Exercise: Spot each line in the records below where the word "JSON" occurs, then copy it.

(Records shown begins)

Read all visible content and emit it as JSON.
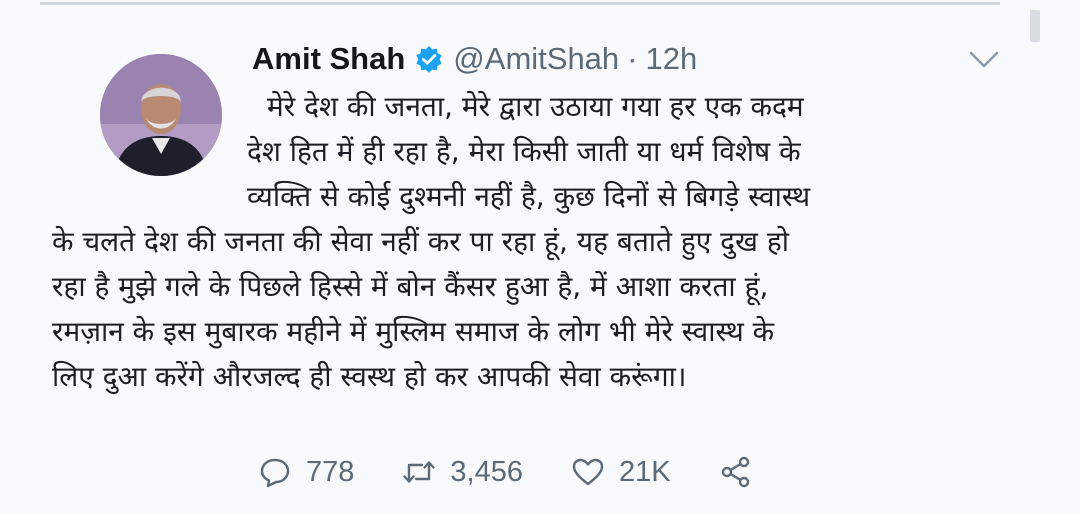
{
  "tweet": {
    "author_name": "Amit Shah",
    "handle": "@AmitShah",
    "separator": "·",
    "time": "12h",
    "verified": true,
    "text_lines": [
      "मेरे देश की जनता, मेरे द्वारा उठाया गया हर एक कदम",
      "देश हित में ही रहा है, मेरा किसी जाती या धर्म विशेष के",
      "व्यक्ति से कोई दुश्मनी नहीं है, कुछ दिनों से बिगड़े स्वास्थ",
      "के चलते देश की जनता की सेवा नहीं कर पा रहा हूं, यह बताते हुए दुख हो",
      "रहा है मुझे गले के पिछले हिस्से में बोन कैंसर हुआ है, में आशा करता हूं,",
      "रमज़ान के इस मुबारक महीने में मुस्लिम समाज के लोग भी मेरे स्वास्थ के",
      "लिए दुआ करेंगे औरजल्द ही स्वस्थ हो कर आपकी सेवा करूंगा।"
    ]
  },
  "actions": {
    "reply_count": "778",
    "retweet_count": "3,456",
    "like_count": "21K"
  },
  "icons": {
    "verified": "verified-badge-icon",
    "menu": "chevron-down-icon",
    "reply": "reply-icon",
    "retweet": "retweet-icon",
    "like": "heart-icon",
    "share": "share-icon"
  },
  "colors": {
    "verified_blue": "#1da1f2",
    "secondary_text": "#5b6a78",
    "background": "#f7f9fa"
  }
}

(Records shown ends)
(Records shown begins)

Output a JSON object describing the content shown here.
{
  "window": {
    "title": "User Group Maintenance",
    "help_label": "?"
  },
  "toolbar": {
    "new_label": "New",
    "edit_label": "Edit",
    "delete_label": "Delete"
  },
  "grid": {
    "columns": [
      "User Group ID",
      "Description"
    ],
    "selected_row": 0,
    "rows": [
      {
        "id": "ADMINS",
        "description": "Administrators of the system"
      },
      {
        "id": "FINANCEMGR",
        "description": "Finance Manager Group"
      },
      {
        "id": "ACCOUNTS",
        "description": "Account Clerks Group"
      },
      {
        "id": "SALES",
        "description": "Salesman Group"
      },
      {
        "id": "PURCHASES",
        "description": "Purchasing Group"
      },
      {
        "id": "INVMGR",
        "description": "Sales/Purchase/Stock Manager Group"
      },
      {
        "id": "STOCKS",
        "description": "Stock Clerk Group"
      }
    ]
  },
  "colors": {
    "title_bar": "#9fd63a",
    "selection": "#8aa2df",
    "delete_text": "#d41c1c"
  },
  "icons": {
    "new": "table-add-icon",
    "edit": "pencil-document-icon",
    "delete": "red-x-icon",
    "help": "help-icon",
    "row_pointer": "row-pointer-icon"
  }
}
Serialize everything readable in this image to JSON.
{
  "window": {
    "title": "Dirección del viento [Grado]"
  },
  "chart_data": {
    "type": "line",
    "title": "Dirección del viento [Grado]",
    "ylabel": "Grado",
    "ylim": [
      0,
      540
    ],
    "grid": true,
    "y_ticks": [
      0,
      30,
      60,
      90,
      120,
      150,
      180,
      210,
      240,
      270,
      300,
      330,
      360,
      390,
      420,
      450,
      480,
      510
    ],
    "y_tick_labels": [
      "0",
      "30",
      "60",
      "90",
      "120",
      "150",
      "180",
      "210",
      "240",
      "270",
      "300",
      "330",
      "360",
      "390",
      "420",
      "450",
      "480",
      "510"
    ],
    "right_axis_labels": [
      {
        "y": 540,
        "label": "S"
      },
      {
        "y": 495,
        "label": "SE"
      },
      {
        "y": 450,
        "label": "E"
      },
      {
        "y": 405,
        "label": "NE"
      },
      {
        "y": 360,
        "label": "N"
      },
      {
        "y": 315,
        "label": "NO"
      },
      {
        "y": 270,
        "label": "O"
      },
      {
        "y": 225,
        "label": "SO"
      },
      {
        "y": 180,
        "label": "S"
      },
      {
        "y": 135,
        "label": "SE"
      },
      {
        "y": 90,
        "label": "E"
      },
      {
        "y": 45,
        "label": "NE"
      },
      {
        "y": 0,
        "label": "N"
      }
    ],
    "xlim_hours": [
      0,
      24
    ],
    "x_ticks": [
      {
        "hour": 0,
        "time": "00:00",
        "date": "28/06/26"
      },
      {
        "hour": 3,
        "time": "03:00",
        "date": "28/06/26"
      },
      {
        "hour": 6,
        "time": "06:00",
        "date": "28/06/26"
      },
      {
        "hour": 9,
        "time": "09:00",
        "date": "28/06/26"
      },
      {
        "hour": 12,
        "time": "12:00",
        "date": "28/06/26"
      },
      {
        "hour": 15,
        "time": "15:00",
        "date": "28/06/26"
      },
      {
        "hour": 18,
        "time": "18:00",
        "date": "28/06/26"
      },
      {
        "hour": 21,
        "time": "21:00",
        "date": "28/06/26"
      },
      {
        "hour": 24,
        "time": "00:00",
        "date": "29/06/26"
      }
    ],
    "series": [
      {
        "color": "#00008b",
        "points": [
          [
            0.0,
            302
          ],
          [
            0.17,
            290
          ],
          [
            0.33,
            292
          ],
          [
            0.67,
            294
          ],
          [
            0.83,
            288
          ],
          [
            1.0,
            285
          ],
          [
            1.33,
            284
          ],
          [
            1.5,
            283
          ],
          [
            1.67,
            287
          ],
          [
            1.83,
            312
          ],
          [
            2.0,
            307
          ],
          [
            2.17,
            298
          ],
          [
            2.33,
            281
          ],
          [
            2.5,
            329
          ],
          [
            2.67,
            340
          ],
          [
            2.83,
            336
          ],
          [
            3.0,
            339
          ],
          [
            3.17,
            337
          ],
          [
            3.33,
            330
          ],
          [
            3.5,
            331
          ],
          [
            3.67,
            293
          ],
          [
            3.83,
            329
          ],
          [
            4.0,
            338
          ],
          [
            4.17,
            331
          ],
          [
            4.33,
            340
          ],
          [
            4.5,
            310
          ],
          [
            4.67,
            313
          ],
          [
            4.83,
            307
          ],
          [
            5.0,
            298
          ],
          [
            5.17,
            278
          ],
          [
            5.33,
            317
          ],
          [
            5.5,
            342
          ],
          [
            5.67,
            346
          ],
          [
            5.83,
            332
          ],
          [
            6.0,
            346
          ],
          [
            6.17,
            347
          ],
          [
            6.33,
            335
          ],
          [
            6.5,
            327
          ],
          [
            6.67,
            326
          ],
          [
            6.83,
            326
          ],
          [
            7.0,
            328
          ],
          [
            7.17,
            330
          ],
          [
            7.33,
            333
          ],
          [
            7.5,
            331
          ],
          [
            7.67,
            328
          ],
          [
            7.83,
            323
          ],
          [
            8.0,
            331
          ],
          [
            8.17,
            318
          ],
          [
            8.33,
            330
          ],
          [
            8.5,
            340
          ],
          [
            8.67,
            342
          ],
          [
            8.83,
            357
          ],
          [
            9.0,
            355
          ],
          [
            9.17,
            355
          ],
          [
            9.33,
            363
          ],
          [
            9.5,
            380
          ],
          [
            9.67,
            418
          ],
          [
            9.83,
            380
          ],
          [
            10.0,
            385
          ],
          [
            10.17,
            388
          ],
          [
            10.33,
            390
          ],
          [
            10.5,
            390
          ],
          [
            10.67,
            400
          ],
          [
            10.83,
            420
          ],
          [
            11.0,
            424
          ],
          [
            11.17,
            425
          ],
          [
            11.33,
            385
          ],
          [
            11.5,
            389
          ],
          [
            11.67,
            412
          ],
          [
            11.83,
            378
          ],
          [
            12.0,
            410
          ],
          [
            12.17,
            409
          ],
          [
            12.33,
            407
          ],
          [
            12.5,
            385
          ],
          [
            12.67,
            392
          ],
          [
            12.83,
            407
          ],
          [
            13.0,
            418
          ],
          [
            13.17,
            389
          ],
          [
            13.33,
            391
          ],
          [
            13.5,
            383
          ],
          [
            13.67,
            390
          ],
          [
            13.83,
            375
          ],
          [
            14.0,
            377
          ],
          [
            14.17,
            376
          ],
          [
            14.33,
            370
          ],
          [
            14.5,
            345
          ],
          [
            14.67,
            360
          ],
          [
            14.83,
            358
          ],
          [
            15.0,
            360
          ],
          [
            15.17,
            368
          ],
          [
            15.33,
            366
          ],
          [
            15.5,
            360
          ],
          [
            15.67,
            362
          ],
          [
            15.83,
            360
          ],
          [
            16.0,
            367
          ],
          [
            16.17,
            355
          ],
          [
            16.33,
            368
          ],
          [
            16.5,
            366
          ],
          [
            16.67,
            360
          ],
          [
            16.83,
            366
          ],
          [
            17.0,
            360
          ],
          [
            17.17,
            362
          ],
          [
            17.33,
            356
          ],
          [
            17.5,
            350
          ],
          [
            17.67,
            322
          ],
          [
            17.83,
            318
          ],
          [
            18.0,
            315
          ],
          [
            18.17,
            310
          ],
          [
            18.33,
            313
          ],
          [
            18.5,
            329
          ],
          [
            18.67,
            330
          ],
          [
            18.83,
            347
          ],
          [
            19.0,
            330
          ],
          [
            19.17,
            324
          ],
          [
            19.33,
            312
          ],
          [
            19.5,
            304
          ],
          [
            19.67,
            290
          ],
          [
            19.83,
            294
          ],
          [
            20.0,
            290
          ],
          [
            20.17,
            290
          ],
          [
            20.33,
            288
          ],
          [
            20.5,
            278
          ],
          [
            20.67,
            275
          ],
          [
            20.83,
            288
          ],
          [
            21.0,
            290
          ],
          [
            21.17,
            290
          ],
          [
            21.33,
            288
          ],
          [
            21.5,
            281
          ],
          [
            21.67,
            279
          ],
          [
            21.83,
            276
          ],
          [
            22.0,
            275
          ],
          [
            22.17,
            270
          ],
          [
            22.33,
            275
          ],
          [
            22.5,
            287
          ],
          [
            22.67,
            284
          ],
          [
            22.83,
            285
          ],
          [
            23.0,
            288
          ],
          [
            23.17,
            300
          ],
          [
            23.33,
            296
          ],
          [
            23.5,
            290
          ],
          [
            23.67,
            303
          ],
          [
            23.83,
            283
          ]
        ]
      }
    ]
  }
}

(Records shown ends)
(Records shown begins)

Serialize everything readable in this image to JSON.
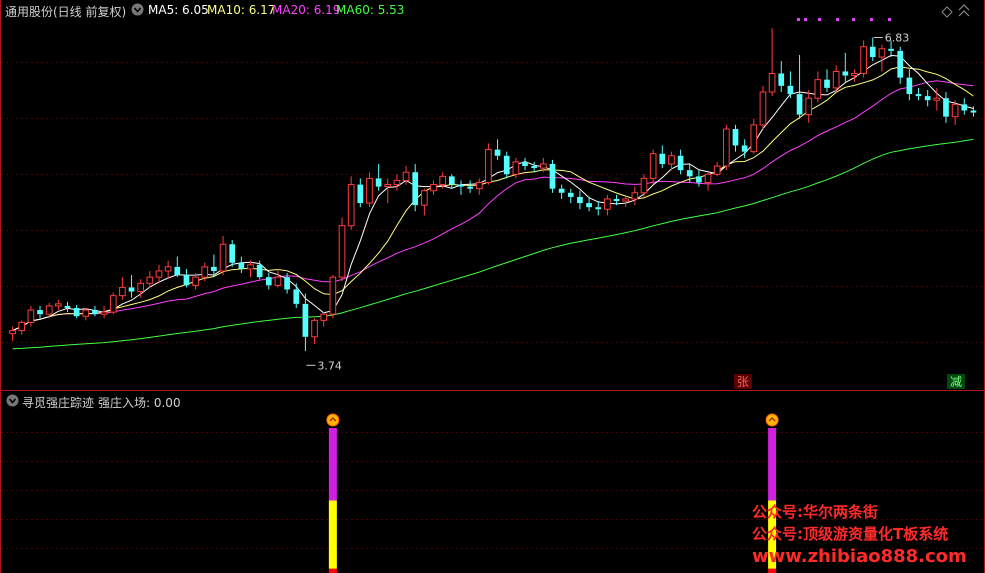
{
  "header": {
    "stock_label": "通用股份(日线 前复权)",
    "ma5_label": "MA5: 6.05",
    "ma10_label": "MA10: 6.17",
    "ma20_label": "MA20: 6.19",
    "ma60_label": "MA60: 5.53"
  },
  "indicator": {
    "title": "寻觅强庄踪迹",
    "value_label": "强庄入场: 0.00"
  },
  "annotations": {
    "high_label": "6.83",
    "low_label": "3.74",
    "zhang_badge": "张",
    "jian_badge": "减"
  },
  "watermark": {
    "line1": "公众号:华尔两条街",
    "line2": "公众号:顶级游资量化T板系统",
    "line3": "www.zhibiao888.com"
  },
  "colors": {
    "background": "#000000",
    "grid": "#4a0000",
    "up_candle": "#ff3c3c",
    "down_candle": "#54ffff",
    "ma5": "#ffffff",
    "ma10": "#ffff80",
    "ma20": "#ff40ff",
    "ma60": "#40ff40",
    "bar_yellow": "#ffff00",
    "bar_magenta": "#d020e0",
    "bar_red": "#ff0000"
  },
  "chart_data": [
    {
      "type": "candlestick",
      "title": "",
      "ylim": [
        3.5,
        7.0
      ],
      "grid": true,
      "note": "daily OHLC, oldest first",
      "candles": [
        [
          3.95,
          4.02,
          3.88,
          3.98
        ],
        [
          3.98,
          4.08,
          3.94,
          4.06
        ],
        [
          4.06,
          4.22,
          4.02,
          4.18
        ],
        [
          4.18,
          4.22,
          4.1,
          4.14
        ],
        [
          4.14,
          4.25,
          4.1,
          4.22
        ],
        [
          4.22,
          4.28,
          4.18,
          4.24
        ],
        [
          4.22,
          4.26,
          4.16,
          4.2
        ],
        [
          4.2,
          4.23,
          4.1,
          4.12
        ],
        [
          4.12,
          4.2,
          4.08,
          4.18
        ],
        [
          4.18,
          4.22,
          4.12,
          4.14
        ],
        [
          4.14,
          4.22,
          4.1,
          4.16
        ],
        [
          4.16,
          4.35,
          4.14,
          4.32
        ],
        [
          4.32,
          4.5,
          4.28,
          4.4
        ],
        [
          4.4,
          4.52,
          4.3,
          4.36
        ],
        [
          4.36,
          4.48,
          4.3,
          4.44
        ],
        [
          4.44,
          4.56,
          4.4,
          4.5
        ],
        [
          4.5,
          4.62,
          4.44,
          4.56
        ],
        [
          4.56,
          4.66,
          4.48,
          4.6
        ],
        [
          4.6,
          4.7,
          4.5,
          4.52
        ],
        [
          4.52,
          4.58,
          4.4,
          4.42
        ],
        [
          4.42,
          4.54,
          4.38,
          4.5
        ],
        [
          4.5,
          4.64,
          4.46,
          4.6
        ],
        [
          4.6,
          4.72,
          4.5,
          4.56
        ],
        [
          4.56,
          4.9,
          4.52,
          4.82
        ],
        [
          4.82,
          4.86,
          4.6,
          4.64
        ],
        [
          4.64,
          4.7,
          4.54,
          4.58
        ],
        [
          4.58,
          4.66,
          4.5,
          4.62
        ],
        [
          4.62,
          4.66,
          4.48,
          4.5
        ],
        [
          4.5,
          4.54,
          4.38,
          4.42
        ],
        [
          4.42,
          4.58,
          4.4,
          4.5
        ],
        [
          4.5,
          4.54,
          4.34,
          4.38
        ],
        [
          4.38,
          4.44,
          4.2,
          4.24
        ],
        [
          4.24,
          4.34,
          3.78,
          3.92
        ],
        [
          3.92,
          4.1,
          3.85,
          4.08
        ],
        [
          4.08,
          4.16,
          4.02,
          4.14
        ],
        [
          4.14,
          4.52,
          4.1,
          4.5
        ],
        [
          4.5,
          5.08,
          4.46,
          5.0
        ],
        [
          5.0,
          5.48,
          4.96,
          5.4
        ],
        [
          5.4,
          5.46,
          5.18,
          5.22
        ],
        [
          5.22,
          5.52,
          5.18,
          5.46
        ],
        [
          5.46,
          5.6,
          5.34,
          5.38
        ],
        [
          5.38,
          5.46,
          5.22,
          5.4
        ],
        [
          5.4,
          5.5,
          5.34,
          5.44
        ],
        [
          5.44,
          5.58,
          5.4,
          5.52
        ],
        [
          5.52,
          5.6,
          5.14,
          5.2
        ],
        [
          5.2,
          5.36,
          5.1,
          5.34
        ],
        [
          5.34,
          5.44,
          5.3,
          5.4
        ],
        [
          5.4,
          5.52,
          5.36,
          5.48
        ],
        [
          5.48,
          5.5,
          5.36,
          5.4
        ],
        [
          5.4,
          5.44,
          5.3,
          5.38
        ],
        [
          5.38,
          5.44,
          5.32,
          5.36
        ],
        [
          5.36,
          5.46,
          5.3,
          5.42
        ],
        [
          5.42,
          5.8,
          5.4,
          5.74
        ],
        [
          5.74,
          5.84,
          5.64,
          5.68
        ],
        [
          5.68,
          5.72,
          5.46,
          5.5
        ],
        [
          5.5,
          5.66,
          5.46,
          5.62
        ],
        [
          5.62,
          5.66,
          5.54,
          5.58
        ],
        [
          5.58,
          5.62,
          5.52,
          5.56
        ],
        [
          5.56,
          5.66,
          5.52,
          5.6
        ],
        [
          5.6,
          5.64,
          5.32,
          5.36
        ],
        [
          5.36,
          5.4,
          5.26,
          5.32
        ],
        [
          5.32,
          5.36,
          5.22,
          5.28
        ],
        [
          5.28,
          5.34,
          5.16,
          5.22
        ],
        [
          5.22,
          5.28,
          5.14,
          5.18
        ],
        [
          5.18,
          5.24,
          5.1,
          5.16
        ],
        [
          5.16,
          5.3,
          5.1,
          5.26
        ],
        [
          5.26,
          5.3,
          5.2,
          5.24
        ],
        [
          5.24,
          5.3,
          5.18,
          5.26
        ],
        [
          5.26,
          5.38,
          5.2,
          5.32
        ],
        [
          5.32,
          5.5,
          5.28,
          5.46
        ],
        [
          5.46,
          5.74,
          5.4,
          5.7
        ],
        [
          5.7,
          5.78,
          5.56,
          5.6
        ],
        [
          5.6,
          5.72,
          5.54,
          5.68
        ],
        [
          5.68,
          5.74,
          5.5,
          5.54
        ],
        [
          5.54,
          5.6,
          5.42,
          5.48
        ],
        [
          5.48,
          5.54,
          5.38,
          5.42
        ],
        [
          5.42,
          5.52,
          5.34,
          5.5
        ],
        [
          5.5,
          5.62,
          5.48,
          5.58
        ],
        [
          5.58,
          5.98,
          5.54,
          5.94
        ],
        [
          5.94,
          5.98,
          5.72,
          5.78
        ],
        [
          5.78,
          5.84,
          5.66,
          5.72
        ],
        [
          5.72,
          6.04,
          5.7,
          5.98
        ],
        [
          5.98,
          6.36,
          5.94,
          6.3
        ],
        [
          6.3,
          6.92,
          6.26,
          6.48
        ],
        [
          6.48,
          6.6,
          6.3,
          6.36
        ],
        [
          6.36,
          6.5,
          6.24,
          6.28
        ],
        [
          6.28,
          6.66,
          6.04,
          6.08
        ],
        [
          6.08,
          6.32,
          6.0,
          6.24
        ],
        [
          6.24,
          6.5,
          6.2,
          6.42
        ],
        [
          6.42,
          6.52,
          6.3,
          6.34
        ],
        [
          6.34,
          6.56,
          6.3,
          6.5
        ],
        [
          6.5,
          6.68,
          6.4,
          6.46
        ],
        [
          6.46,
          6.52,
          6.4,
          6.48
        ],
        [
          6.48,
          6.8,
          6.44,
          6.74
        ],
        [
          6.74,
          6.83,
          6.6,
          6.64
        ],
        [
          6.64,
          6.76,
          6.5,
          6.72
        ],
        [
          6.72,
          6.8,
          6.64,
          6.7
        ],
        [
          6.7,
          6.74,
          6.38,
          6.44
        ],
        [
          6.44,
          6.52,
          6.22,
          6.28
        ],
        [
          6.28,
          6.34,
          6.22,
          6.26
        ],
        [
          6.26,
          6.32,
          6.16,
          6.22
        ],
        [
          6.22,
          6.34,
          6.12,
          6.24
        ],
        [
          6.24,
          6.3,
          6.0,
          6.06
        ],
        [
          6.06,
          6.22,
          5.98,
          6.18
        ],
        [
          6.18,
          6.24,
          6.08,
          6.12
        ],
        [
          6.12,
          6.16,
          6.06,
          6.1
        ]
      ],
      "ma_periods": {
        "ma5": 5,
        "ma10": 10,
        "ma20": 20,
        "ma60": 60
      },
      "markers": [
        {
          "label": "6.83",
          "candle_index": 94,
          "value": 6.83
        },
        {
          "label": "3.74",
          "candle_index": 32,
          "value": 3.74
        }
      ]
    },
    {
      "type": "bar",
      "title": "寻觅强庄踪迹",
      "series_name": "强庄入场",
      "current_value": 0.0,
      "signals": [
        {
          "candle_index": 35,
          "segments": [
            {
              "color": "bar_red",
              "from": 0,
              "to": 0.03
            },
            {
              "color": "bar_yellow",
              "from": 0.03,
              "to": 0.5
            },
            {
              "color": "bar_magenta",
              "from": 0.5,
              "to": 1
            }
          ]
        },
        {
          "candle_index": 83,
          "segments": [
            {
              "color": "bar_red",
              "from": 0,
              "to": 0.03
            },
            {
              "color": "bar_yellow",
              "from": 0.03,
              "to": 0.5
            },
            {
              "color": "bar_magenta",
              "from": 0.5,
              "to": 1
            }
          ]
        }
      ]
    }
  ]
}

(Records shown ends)

Written solution:
Read all visible content and emit it as JSON.
Output a JSON object describing the content shown here.
Serialize everything readable in this image to JSON.
Serialize everything readable in this image to JSON.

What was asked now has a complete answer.